Why Invest in Malta

Why invest in Malta?

Sitting in the heart of the Mediterranean Sea, the Maltese Archipelago lies virtually at the centre, 93 kms south off Sicily and 288 kms north of Africa. Described as one big open-air museum with much of it’s past still visible today, Malta abounds in history and culture and is blessed by a mild and congenial Mediterranean climate.

It’s strategic geographic position has proved pivotal in making it a regional hub for the provision of business related services, notably in the financial, online gaming services, the information technology, maritime and aircraft maintenance fields.

Having achieved independence since 1964 and membership in the European Union since May 2004, Malta has now developed into a modern and attractive tax and cost-efficient Euro zone jurisdiction for financial services, trading and holding activities. The Maltese economy is a flexible one in which foreign direct investment in many of its sectors is vital to its continued growth.

The main reasons for considering Malta as the base for operations include:

·         accessible financial services regulator;

·         stable political environment

·         state-of-the-art telecommunications infrastructure for anyone seeking to invest in Malta

·         modern legal and tax legislation

·         skilled, multilingual workforce

·         convenient time-zone

·         extensive double taxation treaty network and other double taxation relief mechanisms

·         stable economy (Malta adopted the Euro in January 2008)

·         status as a Schengen member state

·         comparatively low running costs, rent and wages

·         mild climate

·         good standard of living

Accessible financial services regulator

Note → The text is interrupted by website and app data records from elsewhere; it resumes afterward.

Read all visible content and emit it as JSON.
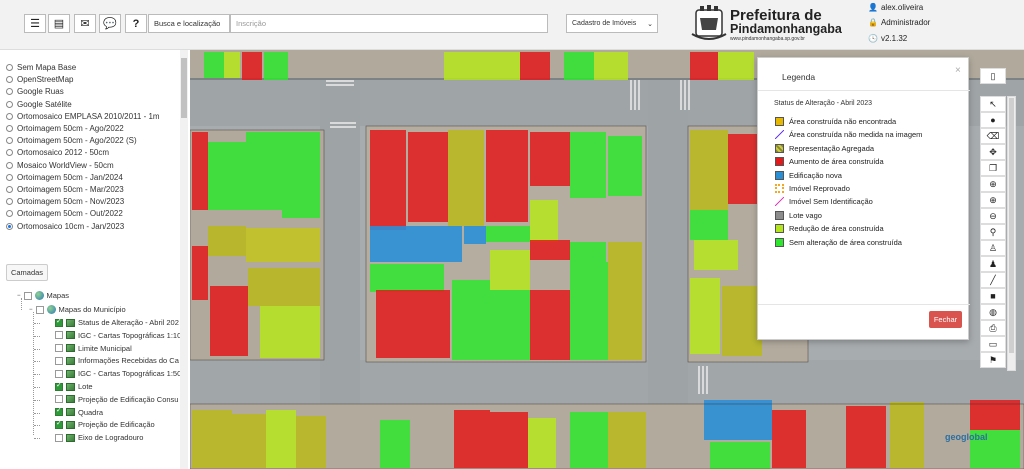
{
  "header": {
    "search_label": "Busca e localização",
    "search_placeholder": "Inscrição",
    "layer_select": "Cadastro de Imóveis",
    "brand_line1": "Prefeitura de",
    "brand_line2": "Pindamonhangaba",
    "brand_line3": "www.pindamonhangaba.sp.gov.br",
    "user": "alex.oliveira",
    "role": "Administrador",
    "version": "v2.1.32"
  },
  "basemaps": [
    {
      "label": "Sem Mapa Base",
      "selected": false
    },
    {
      "label": "OpenStreetMap",
      "selected": false
    },
    {
      "label": "Google Ruas",
      "selected": false
    },
    {
      "label": "Google Satélite",
      "selected": false
    },
    {
      "label": "Ortomosaico EMPLASA 2010/2011 - 1m",
      "selected": false
    },
    {
      "label": "Ortoimagem 50cm - Ago/2022",
      "selected": false
    },
    {
      "label": "Ortoimagem 50cm - Ago/2022 (S)",
      "selected": false
    },
    {
      "label": "Ortomosaico 2012 - 50cm",
      "selected": false
    },
    {
      "label": "Mosaico WorldView - 50cm",
      "selected": false
    },
    {
      "label": "Ortoimagem 50cm - Jan/2024",
      "selected": false
    },
    {
      "label": "Ortoimagem 50cm - Mar/2023",
      "selected": false
    },
    {
      "label": "Ortoimagem 50cm - Nov/2023",
      "selected": false
    },
    {
      "label": "Ortoimagem 50cm - Out/2022",
      "selected": false
    },
    {
      "label": "Ortomosaico 10cm - Jan/2023",
      "selected": true
    }
  ],
  "layers_button": "Camadas",
  "tree": {
    "root": "Mapas",
    "group": "Mapas do Município",
    "items": [
      {
        "label": "Status de Alteração - Abril 202",
        "checked": true
      },
      {
        "label": "IGC - Cartas Topográficas 1:10",
        "checked": false
      },
      {
        "label": "Limite Municipal",
        "checked": false
      },
      {
        "label": "Informações Recebidas do Ca",
        "checked": false
      },
      {
        "label": "IGC - Cartas Topográficas 1:50",
        "checked": false
      },
      {
        "label": "Lote",
        "checked": true
      },
      {
        "label": "Projeção de Edificação Consu",
        "checked": false
      },
      {
        "label": "Quadra",
        "checked": true
      },
      {
        "label": "Projeção de Edificação",
        "checked": true
      },
      {
        "label": "Eixo de Logradouro",
        "checked": false
      }
    ]
  },
  "legend": {
    "title": "Legenda",
    "subtitle": "Status de Alteração - Abril 2023",
    "close_label": "Fechar",
    "items": [
      {
        "label": "Área construída não encontrada",
        "color": "#e6b800"
      },
      {
        "label": "Área construída não medida na imagem",
        "color": "#6a3cf0"
      },
      {
        "label": "Representação Agregada",
        "color": "#8a8a2a"
      },
      {
        "label": "Aumento de área construída",
        "color": "#e31a1c"
      },
      {
        "label": "Edificação nova",
        "color": "#2b8fd6"
      },
      {
        "label": "Imóvel Reprovado",
        "color": "#f5a623"
      },
      {
        "label": "Imóvel Sem Identificação",
        "color": "#e040c0"
      },
      {
        "label": "Lote vago",
        "color": "#8c8c8c"
      },
      {
        "label": "Redução de área construída",
        "color": "#b5e61d"
      },
      {
        "label": "Sem alteração de área construída",
        "color": "#2ee62e"
      }
    ]
  },
  "watermark": "geoglobal"
}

The financial services industry enjoys a robust legislative frame-work and benefits from an accessible and forward-looking regulator in the Malta Financial Services Authority (the “MFSA”) which is the single regulator for financial services activities in Malta. It regulates and supervises credit and financial institutions, investment, trust and insurance business and also houses the country’s Registry of Companies. The MFSA issues guidance notes, monitors local and international developments, works with relevant parties on legislative matters, and is a major player in training and encouraging high standards of compliance.

With a legal and regulatory framework aligned with the acquis communautaire, Malta finds itself in a prime position to apply the relative benefits to local and international companies in terms of freedom of establishment and to provide cross-border services by passporting into other member-states.

State-of-the-art telecommunications infrastructure

A pro-business approach coupled an established state-of-the-art telecommunications infrastructure capable of hosting and delivery round the clock connectivity have contributed to a remarkable and rapid growth in industries such as the gaming industry, the online payment processing industry, and the block-chain companies make Malta an ideal one-stop-shop jurisdiction for businesses.

A Modern legal and tax legislation

Malta operates a full imputation system of taxation, whereby tax charged to the company is imputed to the shareholder in the event of a dividend distribution. This means that a shareholder will not be charged tax twice on dividends. The shareholders are entitled to claim refunds of up to six sevenths of tax charged to the company.  

Another example of the modern flexible regulation is the Income tax regime whereby any person that is considered to be ordinarily resident and domiciled in Malta is subject to Malta tax on a worldwide basis, that is on any income or gains whether arising in Malta or not.

Persons that are either resident or domiciled in Malta but not both are subject to Malta tax on income and gains arising in Malta and on so much of their income arising outside Malta (excluding capital gains) that is remitted to or received in Malta. Income subject to Malta tax includes capital gains arising on the transfer of immovable property, securities, business, permits, goodwill and intellectual property right

A good standard of living

Malta enjoys a rich cultural and social life. Malta has a mild climate, with warm dry summers and mild winters and 300 days of sunshine a year. The cost of living is still comparatively low. After a  property boom in recent years property is still relatively cheap by international standards with a good return on investment notwithstanding the present hostile worldwide economic climate. Education and health systems are of the highest levels and compare well with those of mainland Europe.

A skilled, multilingual workforce

With a smart, ambitious, multilingual inherently resilient workforce, Malta has proved to be a relatively competitive economy which strives to achieve ever greater convergence between current and anticipated market needs and the output of domestic educational institutions. To this end, an increasing stream of qualified professionals are joining the labour force and earning an excellent international reputation for their experience and familiarity with business requirements.

In terms of the language used on the islands Maltese and English are the two official languages. Most business correspondence, commerce and trade is conducted in English, thereby making Malta an attractive location to conduct international business and also to become a resident here.  There is also a widespread fluency in a number of other languages, particularly Italian, French, German, Spanish.